Writing is going slowly but well. I’m hoping it will be quality rather than quantity that tells. All the other experiences and meetings and friendships blooming in this residency are the things I will carry home, as well as the words.
Thank you (Quyanna Taiku) for listening. One day I hope WordPress will come into this century and make it easy to insert photos without making the whole post look like a huskie’s breakfast.
Beautiful Jesse… I am so happy for you that you are enjoying such a rich and moving experience. Meeting, paying respects to, and being enriched by indigenous peoples everywhere is my lifelong bucket list entry… I have been fortunate with brief meetings, and have even become friends with one of our local elders, but the yearning remains. I think it all stems from a moment when, at the tender age of 6-ish, I was at my grandmother’s home, and my mother and her 4 daughters were all introduced to a very stylish 60’s couple with a young aboriginal girl, about my age, standing awkwardly and unhappily with them. Even at 6, I knew there was something very sad about that little group, and never quite got over it. When I look at the actual timing…. shudder…
Your trip continues to remind me of our own, as we, too, met some lovely local people on our travels in Canada and the US. In and around Whitehorse we spent time at the local Cultural centre, and were invited to visit and speak with the various working artists, which was lovely, but the most memorable was talking with Wayne Price, who was in the throes of overseeing/leading a healing project involving the carving of a totem pole with many troubled youths.

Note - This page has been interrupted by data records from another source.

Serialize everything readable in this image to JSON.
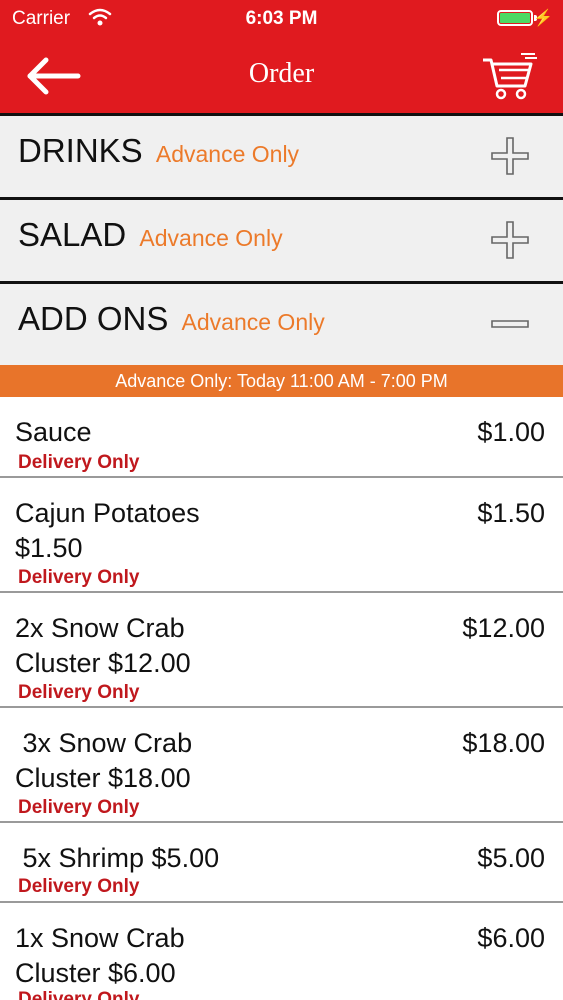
{
  "status_bar": {
    "carrier": "Carrier",
    "time": "6:03 PM"
  },
  "nav": {
    "title": "Order"
  },
  "categories": [
    {
      "name": "DRINKS",
      "tag": "Advance Only",
      "state": "collapsed"
    },
    {
      "name": "SALAD",
      "tag": "Advance Only",
      "state": "collapsed"
    },
    {
      "name": "ADD ONS",
      "tag": "Advance Only",
      "state": "expanded"
    }
  ],
  "availability": "Advance Only: Today 11:00 AM - 7:00 PM",
  "items": [
    {
      "name": "Sauce",
      "price": "$1.00",
      "note": "Delivery Only"
    },
    {
      "name": "Cajun Potatoes\n$1.50",
      "price": "$1.50",
      "note": "Delivery Only"
    },
    {
      "name": "2x Snow Crab\nCluster $12.00",
      "price": "$12.00",
      "note": "Delivery Only"
    },
    {
      "name": " 3x Snow Crab\nCluster $18.00",
      "price": "$18.00",
      "note": "Delivery Only"
    },
    {
      "name": " 5x Shrimp $5.00",
      "price": "$5.00",
      "note": "Delivery Only"
    },
    {
      "name": "1x Snow Crab\nCluster $6.00",
      "price": "$6.00",
      "note": "Delivery Only"
    }
  ],
  "colors": {
    "header": "#e01a1f",
    "accent_orange": "#ec7a2a",
    "delivery_red": "#c0181d",
    "battery": "#4cd964"
  },
  "icons": {
    "back": "back-arrow-icon",
    "cart": "cart-icon",
    "expand": "plus-icon",
    "collapse": "minus-icon",
    "wifi": "wifi-icon",
    "battery": "battery-icon",
    "charging": "bolt-icon"
  }
}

I don’t know if I can include this link but I’ll try…. http://www.cbc.ca/news/canada/north/healing-totem-pole-to-be-erected-in-whitehorse-1.1183428 Speaking to Wayne, and some of the very modest but also deeply moved youths involved with this project, was truly inspiring! Wayne also spoke with absolute passion about the creation of a canoe, in which many of the same and other young ones worked as a similar healing process… Inspiring…
In April, wonderful Jesse, I’m off to the Big Sing in the desert, about an hour from Alice (not on a remote community, as I’d enthusiastically envisaged, but at Ross River Homestead), where about 30 indigenous women from remote communities will converge with another 70 non-indigenous folk, and we will sing a cappella together, sometimes in their language! That, I am totally thrilled about, and my long-standing bucket list will finally have all items ticked off!
Sending you love and looking forward to singing with you on your return…
(((((((((((hug))))))))))) Linnie 😀
I think your blog is already a book, abou your stay I could have kept reading and reading so keep them coming , enjoying every word xx